Problem requirements — Apart from the pictures, output all of the records exactly.

Provided data below:

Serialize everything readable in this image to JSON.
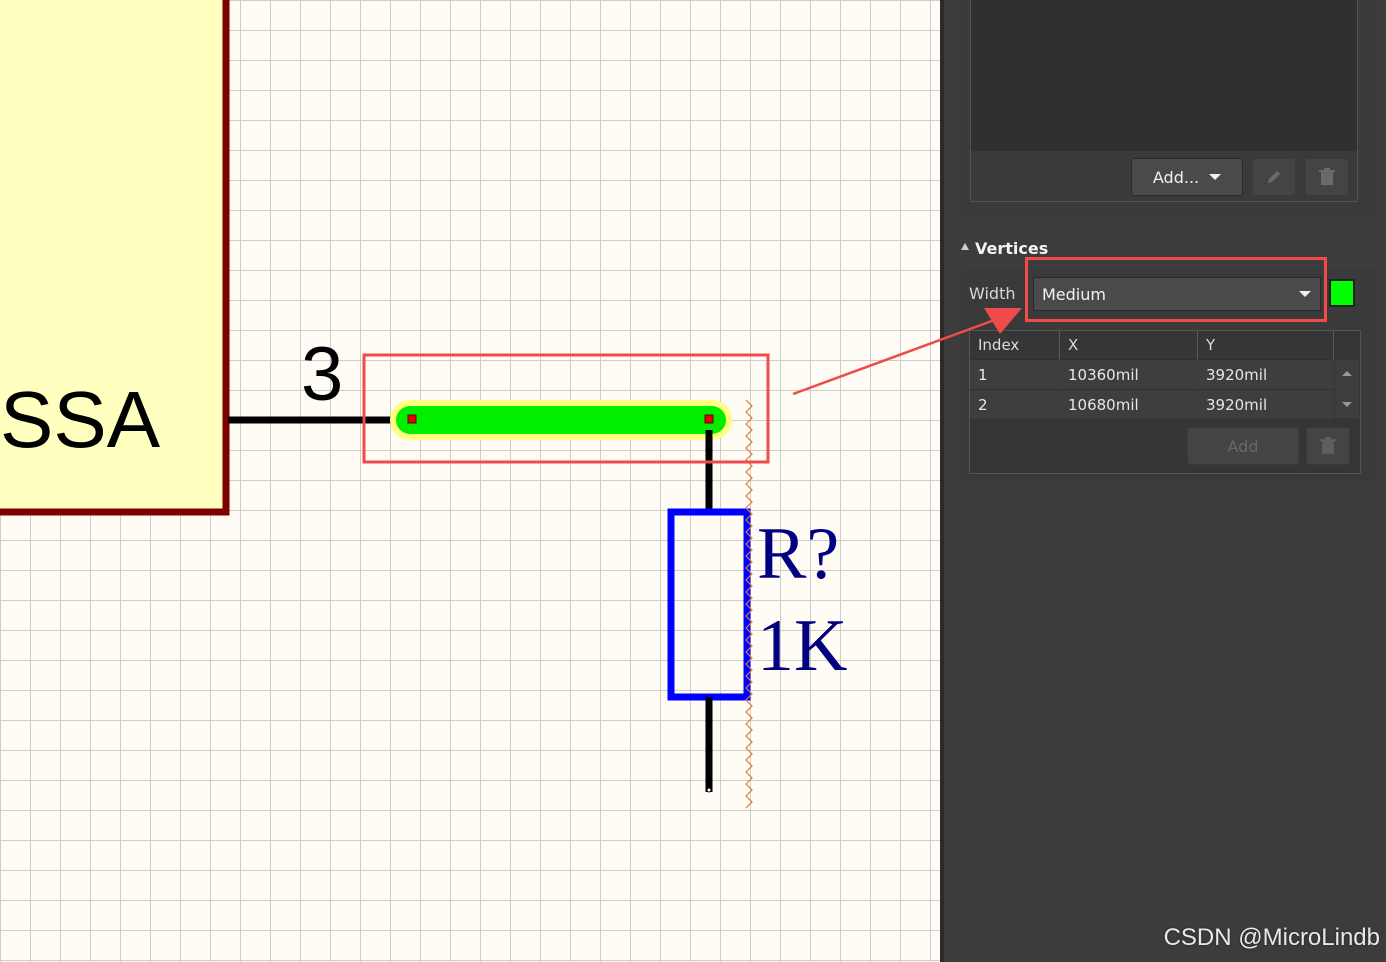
{
  "schematic": {
    "component_label": "SSA",
    "pin_number": "3",
    "resistor": {
      "designator": "R?",
      "value": "1K"
    },
    "colors": {
      "body_fill": "#ffffc0",
      "body_border": "#800000",
      "wire": "#000000",
      "selected_wire": "#00ff00",
      "selection_glow": "#ffff80",
      "resistor": "#0000ff",
      "designator": "#000080",
      "highlight": "#f04a4a"
    }
  },
  "panel": {
    "add_menu_label": "Add...",
    "edit_icon": "pencil-icon",
    "delete_icon": "trash-icon",
    "vertices": {
      "title": "Vertices",
      "width_label": "Width",
      "width_value": "Medium",
      "color_swatch": "#00ff00",
      "columns": [
        "Index",
        "X",
        "Y"
      ],
      "rows": [
        {
          "index": "1",
          "x": "10360mil",
          "y": "3920mil"
        },
        {
          "index": "2",
          "x": "10680mil",
          "y": "3920mil"
        }
      ],
      "add_label": "Add"
    }
  },
  "watermark": "CSDN @MicroLindb"
}
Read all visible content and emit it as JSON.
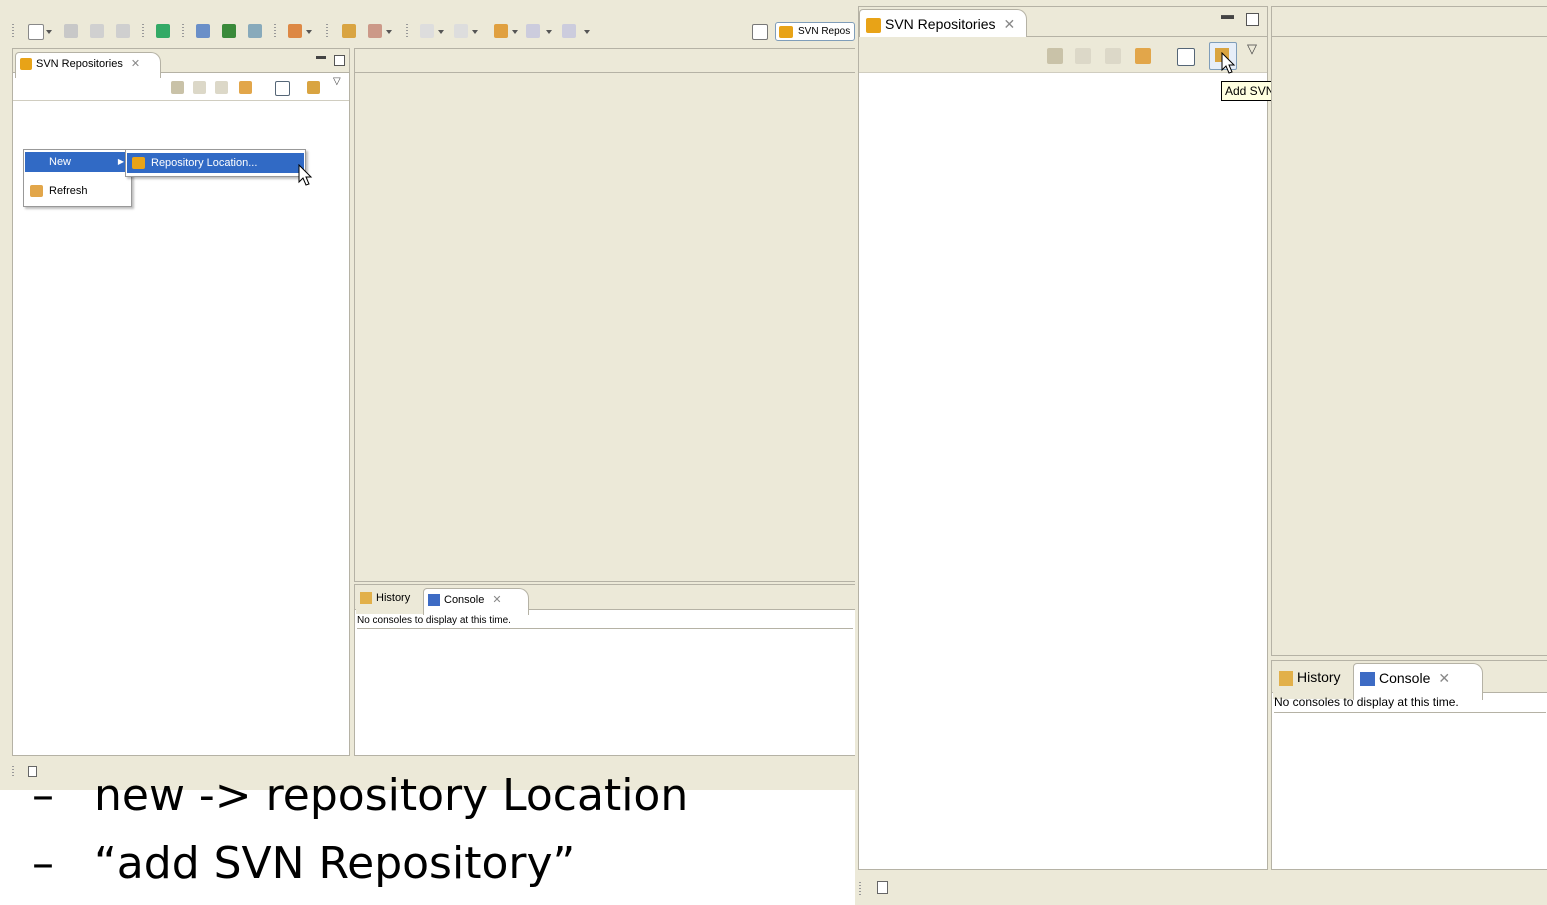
{
  "left_screen": {
    "perspective_button": "SVN Repos",
    "repos_view": {
      "tab_title": "SVN Repositories",
      "context_menu": {
        "items": [
          {
            "label": "New"
          },
          {
            "label": "Refresh"
          }
        ],
        "submenu_item": "Repository Location..."
      }
    },
    "bottom_view": {
      "tabs": [
        "History",
        "Console"
      ],
      "console_message": "No consoles to display at this time."
    }
  },
  "right_screen": {
    "repos_view": {
      "tab_title": "SVN Repositories",
      "tooltip": "Add SVN Repository"
    },
    "bottom_view": {
      "tabs": [
        "History",
        "Console"
      ],
      "console_message": "No consoles to display at this time."
    }
  },
  "bullets": [
    {
      "dash": "–",
      "text": "new -> repository Location"
    },
    {
      "dash": "–",
      "text": "“add SVN Repository”"
    }
  ],
  "icons": [
    "svn-repo-icon",
    "home-icon",
    "back-arrow-icon",
    "forward-arrow-icon",
    "refresh-icon",
    "collapse-all-icon",
    "add-repository-icon",
    "view-menu-icon",
    "history-icon",
    "console-icon",
    "close-icon",
    "minimize-icon",
    "maximize-icon",
    "new-wizard-icon"
  ],
  "colors": {
    "eclipse_bg": "#ece9d8",
    "selection": "#316ac5",
    "tooltip_bg": "#ffffe1",
    "svn_icon": "#e8a317"
  }
}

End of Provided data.

Response to this task —
Serialize everything readable in this image to JSON.
{
  "schematic": {
    "component_label": "SSA",
    "pin_number": "3",
    "resistor": {
      "designator": "R?",
      "value": "1K"
    },
    "colors": {
      "body_fill": "#ffffc0",
      "body_border": "#800000",
      "wire": "#000000",
      "selected_wire": "#00ff00",
      "selection_glow": "#ffff80",
      "resistor": "#0000ff",
      "designator": "#000080",
      "highlight": "#f04a4a"
    }
  },
  "panel": {
    "add_menu_label": "Add...",
    "edit_icon": "pencil-icon",
    "delete_icon": "trash-icon",
    "vertices": {
      "title": "Vertices",
      "width_label": "Width",
      "width_value": "Medium",
      "color_swatch": "#00ff00",
      "columns": [
        "Index",
        "X",
        "Y"
      ],
      "rows": [
        {
          "index": "1",
          "x": "10360mil",
          "y": "3920mil"
        },
        {
          "index": "2",
          "x": "10680mil",
          "y": "3920mil"
        }
      ],
      "add_label": "Add"
    }
  },
  "watermark": "CSDN @MicroLindb"
}
Read all visible content and emit it as JSON.
{
  "left_screen": {
    "perspective_button": "SVN Repos",
    "repos_view": {
      "tab_title": "SVN Repositories",
      "context_menu": {
        "items": [
          {
            "label": "New"
          },
          {
            "label": "Refresh"
          }
        ],
        "submenu_item": "Repository Location..."
      }
    },
    "bottom_view": {
      "tabs": [
        "History",
        "Console"
      ],
      "console_message": "No consoles to display at this time."
    }
  },
  "right_screen": {
    "repos_view": {
      "tab_title": "SVN Repositories",
      "tooltip": "Add SVN Repository"
    },
    "bottom_view": {
      "tabs": [
        "History",
        "Console"
      ],
      "console_message": "No consoles to display at this time."
    }
  },
  "bullets": [
    {
      "dash": "–",
      "text": "new -> repository Location"
    },
    {
      "dash": "–",
      "text": "“add SVN Repository”"
    }
  ],
  "icons": [
    "svn-repo-icon",
    "home-icon",
    "back-arrow-icon",
    "forward-arrow-icon",
    "refresh-icon",
    "collapse-all-icon",
    "add-repository-icon",
    "view-menu-icon",
    "history-icon",
    "console-icon",
    "close-icon",
    "minimize-icon",
    "maximize-icon",
    "new-wizard-icon"
  ],
  "colors": {
    "eclipse_bg": "#ece9d8",
    "selection": "#316ac5",
    "tooltip_bg": "#ffffe1",
    "svn_icon": "#e8a317"
  }
}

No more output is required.